But here's the odd part: husband and baby are never named. in the story. The baby (his name is Tiago, just turned three) may not have an opinion on the matter but what of the hubby, Erwin Schrott? Schrott is an opera singer himself; perhaps not quite as big a deal as Netrebko, but still a player in his own right. Ill Teatro Buce offered up a DVD of Schrott in Figaro a few weeks back: he's an agreeable singer and a wonderful actor--one of the most engagingly funny Figaros I've ever seen (Mrs. B. was dazzled at how different his Figaro was from his Don Giovanni, which she had seen--I did not--a while before).
There is a picture with the Times story of the three of them--Anna, Erwin, Tiago--together, but no cutline: it's pretty obvious this is the boy and this the man in her life, but no suggestion of who exactly.
An oversight? Mrs. B. thinks not: she's betting it was Erwin's decision--that he doesn't wan't to be identified merely as Anna's husband. Plausible, but wait--same story, same picture, in the online version; this time Schrott and Tiago do get named, albeit only in tiny print in a cutline (same picture). So, am I making a lot out of nothing? Leaving off the cutline was just an editorial error? Or was the error the other way round--was it putting in the cutline that was the mistake?
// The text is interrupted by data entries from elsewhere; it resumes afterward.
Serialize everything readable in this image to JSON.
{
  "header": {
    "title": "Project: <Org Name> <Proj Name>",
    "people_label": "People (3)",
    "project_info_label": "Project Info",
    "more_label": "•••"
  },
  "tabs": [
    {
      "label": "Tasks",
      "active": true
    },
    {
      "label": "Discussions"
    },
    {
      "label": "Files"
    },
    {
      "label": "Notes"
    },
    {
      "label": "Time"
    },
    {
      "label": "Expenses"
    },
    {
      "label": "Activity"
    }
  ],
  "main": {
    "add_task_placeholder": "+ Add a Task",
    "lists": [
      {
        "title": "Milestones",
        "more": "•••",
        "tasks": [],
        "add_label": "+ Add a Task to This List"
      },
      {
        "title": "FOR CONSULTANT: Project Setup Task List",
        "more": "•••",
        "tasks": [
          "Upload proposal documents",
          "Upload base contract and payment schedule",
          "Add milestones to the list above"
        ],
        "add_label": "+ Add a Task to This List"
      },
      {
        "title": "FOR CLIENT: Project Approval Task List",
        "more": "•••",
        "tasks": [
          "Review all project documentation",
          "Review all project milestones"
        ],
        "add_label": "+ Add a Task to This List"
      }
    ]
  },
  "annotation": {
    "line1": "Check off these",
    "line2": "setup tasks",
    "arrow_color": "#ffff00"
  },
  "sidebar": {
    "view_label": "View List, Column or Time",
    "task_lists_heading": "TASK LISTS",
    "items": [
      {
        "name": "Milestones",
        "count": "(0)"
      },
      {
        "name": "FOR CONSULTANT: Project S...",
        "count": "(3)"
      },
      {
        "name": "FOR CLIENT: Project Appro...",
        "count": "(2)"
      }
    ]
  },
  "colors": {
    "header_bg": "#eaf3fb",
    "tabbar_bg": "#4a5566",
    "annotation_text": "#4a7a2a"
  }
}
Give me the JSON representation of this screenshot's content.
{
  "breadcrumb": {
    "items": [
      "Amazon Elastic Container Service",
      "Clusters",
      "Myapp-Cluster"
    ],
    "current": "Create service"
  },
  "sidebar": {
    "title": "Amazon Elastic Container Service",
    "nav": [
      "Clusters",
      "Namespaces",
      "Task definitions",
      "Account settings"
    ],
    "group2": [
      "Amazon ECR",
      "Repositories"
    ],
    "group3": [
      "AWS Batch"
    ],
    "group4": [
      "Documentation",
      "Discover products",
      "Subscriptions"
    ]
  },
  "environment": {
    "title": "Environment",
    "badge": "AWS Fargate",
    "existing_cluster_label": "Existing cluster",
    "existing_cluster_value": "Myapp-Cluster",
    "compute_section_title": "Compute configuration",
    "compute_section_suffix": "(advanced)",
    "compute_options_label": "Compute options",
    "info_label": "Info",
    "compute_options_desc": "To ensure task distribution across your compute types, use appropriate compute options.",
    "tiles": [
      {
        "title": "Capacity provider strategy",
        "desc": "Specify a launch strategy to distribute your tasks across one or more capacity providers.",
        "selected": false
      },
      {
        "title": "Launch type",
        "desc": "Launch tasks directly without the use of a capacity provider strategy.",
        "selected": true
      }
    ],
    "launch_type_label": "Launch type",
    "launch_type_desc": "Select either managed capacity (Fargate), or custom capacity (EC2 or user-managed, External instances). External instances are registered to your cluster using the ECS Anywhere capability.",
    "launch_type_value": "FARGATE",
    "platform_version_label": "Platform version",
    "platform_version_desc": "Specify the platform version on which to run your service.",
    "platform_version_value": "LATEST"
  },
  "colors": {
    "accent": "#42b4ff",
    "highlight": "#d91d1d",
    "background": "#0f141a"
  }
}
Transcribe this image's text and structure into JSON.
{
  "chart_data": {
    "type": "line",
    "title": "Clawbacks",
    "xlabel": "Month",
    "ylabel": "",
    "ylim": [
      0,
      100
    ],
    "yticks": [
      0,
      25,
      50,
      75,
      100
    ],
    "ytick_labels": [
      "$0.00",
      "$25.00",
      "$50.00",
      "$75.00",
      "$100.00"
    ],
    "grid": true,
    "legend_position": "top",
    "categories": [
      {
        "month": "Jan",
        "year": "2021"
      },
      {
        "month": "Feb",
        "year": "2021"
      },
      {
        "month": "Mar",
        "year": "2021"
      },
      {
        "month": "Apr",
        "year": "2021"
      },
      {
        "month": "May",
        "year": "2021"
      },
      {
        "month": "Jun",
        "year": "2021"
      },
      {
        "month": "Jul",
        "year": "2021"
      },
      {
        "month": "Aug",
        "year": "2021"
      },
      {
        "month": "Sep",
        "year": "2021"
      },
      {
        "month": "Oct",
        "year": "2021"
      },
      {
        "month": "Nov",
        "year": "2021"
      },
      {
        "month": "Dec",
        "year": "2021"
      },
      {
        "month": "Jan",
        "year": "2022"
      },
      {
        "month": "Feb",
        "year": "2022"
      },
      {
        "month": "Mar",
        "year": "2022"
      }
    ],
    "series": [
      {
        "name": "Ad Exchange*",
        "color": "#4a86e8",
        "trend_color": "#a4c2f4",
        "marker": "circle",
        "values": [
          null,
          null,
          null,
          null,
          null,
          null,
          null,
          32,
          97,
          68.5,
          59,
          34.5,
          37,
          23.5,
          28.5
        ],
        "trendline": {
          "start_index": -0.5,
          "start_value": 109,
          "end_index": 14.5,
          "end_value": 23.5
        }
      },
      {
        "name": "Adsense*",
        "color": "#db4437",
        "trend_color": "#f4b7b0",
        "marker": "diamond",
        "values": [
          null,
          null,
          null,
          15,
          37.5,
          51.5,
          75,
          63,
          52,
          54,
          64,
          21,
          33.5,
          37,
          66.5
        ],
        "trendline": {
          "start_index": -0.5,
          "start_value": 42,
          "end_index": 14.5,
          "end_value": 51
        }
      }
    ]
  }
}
More Opera: Walter Russell Mead offers a partly ridiculous, partly charming, salute to the Met season here. Ridiculous in the degree to which it goes all harrumphy on us, as if he were the headmaster lecturing a troop of not-fully-civilized sixth formers. As to substance, I think he goes a bit overboard in his enthusiasm for Milan and Vienna but in general, I agree with just about every word he says (for added amusement, don't overlook the comment by WigWag who tweaks the nose of his Meadocity for some previous unkind remarks about Queens).